'Irreversible damage': Great Wall of China damaged by workers looking for shortcut; two arrested
Two workers arrested for damaging an iconic section of the Great Wall of China while attempting to create a shortcut, causing irreversible harm to the Ming-era wall of significant historical value.
Spanning the vast expanse of northern China like a colossal dragon's spine, the Great Wall of China stands as an enduring symbol of human ingenuity and history. This awe-inspiring architectural marvel, built over centuries and dynasties, not only served as a formidable defense against invading forces but also represents China's rich cultural heritage.

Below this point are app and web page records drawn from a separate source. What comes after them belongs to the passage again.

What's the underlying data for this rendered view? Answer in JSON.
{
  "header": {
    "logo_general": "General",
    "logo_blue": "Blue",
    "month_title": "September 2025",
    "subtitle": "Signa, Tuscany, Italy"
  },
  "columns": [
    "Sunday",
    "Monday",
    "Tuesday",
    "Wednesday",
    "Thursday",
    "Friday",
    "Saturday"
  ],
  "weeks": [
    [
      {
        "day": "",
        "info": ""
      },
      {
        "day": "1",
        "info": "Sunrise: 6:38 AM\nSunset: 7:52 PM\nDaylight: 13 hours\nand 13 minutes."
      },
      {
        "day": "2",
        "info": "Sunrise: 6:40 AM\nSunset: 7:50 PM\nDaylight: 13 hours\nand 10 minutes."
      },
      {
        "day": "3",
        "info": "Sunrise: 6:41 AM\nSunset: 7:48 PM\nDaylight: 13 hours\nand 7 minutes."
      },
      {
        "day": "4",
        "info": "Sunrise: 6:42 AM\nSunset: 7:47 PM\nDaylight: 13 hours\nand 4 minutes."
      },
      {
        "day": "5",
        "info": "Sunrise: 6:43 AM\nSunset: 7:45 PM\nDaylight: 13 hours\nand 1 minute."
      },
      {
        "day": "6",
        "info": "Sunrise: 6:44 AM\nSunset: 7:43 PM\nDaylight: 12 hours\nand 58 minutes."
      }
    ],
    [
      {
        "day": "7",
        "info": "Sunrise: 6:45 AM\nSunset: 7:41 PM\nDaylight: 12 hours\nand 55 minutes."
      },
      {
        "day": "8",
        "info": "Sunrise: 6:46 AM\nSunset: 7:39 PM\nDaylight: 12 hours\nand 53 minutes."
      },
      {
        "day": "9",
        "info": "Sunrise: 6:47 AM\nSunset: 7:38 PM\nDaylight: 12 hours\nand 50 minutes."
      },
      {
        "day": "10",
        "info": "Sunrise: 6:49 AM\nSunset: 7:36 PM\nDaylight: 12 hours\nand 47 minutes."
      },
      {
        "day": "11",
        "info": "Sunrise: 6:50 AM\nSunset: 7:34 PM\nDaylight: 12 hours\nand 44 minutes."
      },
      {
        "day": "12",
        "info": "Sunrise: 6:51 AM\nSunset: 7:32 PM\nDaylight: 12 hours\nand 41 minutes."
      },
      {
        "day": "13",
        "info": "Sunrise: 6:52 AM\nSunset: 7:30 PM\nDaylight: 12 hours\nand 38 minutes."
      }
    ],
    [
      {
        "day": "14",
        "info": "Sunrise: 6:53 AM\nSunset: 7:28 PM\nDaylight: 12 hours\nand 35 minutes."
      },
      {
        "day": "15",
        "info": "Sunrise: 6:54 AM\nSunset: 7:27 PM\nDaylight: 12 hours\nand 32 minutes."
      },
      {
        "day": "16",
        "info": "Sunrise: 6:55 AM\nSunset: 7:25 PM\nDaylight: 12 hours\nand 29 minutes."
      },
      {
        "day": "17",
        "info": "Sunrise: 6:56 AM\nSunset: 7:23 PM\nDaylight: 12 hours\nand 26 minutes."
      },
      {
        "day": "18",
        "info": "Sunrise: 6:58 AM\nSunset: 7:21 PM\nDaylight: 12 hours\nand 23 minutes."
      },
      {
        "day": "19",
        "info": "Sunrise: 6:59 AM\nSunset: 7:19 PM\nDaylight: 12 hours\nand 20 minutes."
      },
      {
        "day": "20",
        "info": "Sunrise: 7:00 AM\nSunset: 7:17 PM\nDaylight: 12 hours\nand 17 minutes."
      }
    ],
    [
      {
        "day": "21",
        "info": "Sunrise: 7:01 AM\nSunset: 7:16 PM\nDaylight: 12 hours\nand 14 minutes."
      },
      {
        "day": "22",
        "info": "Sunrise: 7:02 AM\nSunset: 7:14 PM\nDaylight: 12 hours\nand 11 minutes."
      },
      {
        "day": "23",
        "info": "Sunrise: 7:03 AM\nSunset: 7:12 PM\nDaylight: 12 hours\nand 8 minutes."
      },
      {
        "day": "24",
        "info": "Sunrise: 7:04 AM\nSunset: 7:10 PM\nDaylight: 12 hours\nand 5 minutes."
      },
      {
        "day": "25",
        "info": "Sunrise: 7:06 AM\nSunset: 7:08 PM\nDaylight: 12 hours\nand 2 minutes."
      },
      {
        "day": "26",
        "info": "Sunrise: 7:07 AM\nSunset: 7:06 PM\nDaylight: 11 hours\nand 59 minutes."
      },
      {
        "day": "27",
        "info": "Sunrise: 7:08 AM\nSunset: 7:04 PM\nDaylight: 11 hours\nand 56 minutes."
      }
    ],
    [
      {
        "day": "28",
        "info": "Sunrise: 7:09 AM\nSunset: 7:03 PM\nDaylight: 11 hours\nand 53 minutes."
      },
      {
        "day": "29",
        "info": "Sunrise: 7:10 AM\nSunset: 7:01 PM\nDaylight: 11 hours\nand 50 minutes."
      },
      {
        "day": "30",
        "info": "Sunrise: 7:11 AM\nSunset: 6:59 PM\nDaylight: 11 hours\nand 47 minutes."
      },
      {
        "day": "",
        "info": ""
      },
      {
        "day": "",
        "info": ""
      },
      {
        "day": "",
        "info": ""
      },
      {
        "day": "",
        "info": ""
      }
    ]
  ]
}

However, this iconic symbol of China's legacy suffered damage recently when two individuals, operating an excavator, decided to create a shortcut through its ancient stones. The incident, which occurred in the northern province of Shanxi, led to the arrest of a 38-year-old man and a 55-year-old woman. Their actions were reported to the police on August 24.
The motive behind their ill-fated decision was to widen an existing cavity, thereby reducing the distance they had to travel. However, this shortcut came at a significant cost. State broadcaster CCTV reported that the suspects had inflicted "irreversible damage" upon a section of the Great Wall dating back to the Ming Dynasty, which had been described as a "relatively intact" portion of substantial research value.
Images broadcasted on Chinese state television depicted the aftermath of the incident—a dusty road carved through what appeared to be the remnants of this ancient barrier. These pictures were initially shared by the police department in Youyu County, Shanxi province, which revealed that the damaged section of the Great Wall belonged to the 32nd Great Wall established during the Ming Dynasty (1368-1644).
Since 1987, the Great Wall has held the prestigious UNESCO World Heritage status. Its extensive length is divided into various sections that collectively stretch for thousands of kilometers. This monumental construction project commenced in the third century BC and continued to evolve over the centuries.
The Great Wall remains a magnet for millions of visitors worldwide, drawn to its grandeur and historical significance, making it a treasure of both cultural and architectural importance.